• _WORK ORDER_: Please determine how many lines of the material include the word "JSON", and respond with nothing but that number.
• • • • • • •
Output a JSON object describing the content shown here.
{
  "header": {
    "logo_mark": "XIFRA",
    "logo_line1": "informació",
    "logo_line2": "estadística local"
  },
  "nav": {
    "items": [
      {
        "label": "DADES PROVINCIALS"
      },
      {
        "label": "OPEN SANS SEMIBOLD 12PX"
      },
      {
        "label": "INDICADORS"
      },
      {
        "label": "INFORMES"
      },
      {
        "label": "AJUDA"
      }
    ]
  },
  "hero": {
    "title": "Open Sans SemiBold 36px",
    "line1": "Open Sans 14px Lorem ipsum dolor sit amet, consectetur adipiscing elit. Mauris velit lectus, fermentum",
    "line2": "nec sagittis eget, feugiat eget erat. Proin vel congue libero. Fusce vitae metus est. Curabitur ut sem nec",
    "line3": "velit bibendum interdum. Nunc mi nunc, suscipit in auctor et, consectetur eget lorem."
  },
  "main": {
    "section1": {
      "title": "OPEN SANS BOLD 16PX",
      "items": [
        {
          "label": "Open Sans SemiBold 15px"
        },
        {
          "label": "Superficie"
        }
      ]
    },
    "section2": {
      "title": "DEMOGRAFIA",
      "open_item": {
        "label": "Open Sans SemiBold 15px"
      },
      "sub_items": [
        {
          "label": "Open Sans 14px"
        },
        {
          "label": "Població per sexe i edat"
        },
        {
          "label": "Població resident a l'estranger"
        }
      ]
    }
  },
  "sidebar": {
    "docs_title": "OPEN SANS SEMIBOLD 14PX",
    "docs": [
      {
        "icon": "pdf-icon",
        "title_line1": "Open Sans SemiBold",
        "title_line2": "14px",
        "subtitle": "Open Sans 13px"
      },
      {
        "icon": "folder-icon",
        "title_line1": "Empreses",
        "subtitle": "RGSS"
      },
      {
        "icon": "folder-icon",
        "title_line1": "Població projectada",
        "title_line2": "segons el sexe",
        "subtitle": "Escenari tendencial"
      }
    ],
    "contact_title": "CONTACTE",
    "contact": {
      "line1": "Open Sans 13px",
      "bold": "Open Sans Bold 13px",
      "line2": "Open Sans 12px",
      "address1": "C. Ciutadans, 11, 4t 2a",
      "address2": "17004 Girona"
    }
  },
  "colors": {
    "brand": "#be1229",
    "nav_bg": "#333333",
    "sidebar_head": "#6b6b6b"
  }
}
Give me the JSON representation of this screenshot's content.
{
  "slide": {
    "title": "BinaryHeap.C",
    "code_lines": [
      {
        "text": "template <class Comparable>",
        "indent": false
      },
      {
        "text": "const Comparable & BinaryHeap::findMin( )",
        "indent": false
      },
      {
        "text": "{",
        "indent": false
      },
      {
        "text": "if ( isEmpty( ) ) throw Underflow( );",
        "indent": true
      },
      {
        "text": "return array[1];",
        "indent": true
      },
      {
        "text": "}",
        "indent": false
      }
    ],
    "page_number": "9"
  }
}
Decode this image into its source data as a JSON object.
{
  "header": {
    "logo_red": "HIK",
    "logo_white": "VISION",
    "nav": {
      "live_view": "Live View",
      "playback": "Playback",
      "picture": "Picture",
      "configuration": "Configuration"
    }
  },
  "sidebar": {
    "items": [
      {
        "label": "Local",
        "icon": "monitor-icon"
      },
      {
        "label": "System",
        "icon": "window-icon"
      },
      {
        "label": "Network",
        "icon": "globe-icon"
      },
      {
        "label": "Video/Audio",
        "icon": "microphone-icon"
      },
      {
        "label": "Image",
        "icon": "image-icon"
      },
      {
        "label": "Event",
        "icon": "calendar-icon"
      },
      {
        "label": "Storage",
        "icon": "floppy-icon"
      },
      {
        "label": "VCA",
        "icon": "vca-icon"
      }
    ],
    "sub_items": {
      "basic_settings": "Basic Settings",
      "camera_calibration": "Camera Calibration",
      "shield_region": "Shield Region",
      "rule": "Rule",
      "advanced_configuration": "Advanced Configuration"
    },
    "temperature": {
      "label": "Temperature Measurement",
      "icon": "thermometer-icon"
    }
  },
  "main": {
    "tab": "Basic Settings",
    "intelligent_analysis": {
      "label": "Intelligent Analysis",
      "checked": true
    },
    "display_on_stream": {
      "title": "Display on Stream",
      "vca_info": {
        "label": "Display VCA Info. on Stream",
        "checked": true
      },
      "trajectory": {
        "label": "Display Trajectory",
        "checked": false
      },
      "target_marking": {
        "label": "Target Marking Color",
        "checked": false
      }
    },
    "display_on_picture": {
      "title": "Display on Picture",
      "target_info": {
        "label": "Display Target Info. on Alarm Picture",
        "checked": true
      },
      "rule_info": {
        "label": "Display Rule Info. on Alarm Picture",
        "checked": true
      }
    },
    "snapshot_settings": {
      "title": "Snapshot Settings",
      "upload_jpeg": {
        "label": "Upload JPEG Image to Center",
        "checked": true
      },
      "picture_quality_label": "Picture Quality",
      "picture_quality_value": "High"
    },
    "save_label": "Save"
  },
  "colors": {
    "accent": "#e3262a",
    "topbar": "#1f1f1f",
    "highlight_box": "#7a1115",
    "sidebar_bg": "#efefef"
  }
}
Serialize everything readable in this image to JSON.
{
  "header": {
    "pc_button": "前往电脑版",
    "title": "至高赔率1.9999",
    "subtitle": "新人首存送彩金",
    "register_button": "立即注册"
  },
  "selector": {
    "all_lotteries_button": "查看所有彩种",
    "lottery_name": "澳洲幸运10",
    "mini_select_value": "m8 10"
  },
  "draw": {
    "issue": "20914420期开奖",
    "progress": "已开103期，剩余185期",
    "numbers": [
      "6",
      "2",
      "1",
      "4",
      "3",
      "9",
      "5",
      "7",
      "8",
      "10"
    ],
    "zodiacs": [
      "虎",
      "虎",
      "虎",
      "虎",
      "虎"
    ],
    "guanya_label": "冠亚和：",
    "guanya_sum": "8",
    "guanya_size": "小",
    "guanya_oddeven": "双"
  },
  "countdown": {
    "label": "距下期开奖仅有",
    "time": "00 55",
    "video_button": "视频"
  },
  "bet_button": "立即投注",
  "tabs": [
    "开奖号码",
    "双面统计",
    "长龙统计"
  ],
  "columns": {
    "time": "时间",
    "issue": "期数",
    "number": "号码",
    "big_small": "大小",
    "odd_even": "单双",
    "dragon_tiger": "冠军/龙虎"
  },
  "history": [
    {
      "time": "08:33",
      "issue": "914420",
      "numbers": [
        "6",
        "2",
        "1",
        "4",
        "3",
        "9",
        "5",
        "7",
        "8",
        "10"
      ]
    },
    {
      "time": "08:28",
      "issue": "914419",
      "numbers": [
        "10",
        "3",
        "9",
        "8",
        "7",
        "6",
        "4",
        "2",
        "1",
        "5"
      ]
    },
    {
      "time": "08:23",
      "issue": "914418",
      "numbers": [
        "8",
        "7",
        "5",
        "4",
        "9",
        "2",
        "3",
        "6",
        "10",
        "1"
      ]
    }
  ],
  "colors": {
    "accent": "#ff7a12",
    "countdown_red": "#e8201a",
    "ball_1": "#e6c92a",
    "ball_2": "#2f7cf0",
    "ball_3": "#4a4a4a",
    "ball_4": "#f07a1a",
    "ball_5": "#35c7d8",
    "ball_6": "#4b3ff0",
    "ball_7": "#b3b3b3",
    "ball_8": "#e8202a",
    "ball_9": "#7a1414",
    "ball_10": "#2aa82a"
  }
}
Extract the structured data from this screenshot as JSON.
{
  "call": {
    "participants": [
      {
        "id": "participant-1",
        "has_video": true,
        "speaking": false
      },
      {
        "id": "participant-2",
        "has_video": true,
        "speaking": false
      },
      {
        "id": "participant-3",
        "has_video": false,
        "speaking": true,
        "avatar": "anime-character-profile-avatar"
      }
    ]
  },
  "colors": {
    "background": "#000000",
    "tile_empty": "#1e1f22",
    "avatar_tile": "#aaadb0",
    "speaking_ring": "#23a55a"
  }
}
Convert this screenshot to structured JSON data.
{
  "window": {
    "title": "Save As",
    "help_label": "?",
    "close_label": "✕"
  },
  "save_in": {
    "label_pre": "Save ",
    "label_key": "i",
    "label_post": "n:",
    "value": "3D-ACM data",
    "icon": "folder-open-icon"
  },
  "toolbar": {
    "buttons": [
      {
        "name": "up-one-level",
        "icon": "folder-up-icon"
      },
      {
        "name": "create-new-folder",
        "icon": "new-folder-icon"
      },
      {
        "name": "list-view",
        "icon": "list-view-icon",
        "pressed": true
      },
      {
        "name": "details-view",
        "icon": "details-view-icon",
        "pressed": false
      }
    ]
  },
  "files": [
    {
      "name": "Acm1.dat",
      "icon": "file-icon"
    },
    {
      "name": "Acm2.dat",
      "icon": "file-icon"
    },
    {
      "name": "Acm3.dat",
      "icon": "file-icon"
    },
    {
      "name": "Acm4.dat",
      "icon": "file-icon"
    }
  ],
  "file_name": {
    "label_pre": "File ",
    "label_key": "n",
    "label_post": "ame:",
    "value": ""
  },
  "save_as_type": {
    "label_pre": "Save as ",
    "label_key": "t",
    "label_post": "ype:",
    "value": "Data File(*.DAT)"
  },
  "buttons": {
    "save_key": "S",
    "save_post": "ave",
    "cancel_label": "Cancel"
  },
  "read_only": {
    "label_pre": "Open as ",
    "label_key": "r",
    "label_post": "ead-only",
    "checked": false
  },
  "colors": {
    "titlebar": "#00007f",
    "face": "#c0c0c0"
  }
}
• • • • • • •
• _SOLUTION_: 6